__Work request__. For each line of the data that includes the word "water", copy the line.

=== Input material ===

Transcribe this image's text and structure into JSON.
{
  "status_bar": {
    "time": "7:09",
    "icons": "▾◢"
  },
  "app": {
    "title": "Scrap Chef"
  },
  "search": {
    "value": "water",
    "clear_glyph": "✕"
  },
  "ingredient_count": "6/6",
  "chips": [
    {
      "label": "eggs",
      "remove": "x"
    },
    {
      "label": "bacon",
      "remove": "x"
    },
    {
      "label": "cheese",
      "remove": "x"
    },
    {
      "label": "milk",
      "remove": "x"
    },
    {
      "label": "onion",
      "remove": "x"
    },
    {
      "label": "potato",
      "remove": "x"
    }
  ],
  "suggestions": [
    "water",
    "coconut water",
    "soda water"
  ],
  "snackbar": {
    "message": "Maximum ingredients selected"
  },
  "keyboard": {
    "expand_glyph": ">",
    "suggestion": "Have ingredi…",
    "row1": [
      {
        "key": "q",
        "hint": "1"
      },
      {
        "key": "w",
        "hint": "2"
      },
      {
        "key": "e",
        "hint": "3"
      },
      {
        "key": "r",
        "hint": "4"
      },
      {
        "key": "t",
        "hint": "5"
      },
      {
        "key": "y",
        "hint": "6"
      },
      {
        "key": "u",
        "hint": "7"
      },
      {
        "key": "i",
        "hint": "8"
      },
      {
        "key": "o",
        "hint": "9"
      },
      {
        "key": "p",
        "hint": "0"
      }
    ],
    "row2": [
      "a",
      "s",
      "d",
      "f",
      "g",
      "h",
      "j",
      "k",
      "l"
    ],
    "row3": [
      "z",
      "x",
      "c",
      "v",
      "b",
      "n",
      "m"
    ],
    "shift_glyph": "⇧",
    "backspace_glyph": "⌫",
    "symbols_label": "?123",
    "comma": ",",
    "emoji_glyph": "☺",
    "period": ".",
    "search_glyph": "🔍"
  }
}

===

__Answer box__.
    "value": "water",
    "water",
    "coconut water",
    "soda water"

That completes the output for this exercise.